What needs to be done
Return the lines of the data below in which the string "from" occurs.
--*--
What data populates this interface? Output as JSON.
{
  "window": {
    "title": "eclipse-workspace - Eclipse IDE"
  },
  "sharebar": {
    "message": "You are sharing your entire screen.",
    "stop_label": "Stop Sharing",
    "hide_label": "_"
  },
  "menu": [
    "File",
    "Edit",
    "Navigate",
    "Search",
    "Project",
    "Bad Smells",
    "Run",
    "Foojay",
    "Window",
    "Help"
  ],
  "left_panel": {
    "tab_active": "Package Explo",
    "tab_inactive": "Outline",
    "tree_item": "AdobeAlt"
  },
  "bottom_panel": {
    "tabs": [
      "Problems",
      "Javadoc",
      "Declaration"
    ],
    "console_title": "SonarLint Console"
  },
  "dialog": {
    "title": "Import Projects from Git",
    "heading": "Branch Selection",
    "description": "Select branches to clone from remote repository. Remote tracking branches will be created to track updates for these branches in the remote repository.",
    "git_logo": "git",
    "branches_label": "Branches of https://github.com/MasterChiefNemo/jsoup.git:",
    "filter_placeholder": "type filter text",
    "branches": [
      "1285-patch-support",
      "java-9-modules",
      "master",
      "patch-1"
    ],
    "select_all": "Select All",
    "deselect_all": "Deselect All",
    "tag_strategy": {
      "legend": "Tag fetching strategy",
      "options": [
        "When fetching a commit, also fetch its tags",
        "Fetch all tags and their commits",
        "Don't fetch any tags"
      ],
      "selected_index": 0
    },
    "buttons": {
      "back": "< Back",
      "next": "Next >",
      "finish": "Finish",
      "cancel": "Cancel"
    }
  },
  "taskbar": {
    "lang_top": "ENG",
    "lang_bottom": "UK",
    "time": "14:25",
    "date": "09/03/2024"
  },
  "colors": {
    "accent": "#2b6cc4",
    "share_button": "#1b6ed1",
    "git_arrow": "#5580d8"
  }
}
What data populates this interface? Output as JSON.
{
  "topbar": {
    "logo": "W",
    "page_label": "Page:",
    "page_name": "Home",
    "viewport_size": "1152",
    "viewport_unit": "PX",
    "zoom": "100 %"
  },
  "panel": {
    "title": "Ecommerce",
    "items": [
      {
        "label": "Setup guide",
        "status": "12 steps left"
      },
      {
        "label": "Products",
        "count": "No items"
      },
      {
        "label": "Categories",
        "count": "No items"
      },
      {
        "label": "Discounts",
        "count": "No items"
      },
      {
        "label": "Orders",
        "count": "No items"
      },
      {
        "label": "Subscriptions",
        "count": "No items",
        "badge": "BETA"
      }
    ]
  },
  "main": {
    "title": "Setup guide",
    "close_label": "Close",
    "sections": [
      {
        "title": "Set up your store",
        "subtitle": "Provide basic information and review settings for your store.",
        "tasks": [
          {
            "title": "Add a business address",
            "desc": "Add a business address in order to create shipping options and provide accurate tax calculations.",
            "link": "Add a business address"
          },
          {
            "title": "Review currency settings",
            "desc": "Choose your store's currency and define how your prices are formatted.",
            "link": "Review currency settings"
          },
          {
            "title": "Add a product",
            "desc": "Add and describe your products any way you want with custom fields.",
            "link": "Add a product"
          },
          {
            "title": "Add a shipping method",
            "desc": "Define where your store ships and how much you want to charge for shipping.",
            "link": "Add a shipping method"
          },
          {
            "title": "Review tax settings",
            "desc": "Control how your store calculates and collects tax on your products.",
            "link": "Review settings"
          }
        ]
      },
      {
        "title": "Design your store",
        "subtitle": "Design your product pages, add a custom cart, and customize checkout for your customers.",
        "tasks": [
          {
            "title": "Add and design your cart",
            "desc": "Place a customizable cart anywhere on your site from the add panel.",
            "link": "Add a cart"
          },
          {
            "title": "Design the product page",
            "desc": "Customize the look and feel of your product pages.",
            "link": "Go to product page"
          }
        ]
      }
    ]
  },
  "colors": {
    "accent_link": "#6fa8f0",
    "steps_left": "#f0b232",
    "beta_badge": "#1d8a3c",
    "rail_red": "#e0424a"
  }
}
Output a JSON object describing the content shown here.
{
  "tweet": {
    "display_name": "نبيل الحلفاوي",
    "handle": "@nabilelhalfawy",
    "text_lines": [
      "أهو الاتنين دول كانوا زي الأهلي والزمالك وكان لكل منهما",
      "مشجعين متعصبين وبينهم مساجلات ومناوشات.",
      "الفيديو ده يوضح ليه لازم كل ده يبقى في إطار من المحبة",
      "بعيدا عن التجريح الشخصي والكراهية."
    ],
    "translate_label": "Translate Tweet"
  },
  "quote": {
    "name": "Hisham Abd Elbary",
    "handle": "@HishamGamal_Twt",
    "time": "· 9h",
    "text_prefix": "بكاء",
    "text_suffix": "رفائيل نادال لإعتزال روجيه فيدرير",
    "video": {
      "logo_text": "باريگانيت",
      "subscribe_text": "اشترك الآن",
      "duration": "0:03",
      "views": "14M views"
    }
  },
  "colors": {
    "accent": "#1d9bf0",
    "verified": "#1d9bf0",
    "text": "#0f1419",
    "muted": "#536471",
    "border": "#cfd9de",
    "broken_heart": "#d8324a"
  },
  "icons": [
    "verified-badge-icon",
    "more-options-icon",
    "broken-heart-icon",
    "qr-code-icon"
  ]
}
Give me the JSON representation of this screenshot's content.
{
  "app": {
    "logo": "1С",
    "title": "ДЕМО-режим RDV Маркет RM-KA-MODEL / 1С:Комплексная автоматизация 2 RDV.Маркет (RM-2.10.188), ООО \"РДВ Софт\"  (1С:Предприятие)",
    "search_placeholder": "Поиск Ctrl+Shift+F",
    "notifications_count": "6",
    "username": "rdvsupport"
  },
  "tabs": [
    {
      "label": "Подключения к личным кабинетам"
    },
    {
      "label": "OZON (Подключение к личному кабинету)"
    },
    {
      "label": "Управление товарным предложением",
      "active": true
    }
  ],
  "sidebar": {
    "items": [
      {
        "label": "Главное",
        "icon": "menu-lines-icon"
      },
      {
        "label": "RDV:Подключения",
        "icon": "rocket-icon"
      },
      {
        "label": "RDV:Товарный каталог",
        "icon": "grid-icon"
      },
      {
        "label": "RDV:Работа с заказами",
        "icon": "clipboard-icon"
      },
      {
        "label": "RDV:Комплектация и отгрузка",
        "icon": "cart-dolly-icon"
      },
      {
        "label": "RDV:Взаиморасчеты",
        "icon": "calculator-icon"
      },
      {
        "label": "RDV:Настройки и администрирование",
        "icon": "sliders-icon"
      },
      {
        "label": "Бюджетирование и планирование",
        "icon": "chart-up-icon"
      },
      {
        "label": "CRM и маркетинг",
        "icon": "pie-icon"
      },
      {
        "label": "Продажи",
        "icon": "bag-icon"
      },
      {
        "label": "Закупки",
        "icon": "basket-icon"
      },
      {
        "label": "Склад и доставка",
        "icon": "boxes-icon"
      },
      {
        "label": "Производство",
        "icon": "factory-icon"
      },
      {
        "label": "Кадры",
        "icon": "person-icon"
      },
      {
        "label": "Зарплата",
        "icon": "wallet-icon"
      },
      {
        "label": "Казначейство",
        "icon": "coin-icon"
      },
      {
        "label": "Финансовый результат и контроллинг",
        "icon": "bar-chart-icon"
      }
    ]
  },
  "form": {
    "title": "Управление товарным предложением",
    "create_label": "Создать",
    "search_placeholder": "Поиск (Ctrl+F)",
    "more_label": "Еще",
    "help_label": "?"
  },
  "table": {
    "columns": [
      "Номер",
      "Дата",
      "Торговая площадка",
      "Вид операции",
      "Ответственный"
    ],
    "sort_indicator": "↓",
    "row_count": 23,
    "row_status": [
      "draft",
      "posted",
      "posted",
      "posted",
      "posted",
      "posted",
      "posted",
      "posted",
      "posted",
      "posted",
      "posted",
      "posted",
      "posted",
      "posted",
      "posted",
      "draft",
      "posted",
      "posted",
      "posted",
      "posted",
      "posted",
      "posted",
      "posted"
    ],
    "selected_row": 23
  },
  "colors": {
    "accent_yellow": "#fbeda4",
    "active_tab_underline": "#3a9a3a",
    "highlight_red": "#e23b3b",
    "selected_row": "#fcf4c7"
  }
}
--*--
Finished exercise
    "title": "Import Projects from Git",
    "description": "Select branches to clone from remote repository. Remote tracking branches will be created to track updates for these branches in the remote repository.",
            "desc": "Place a customizable cart anywhere on your site from the add panel.",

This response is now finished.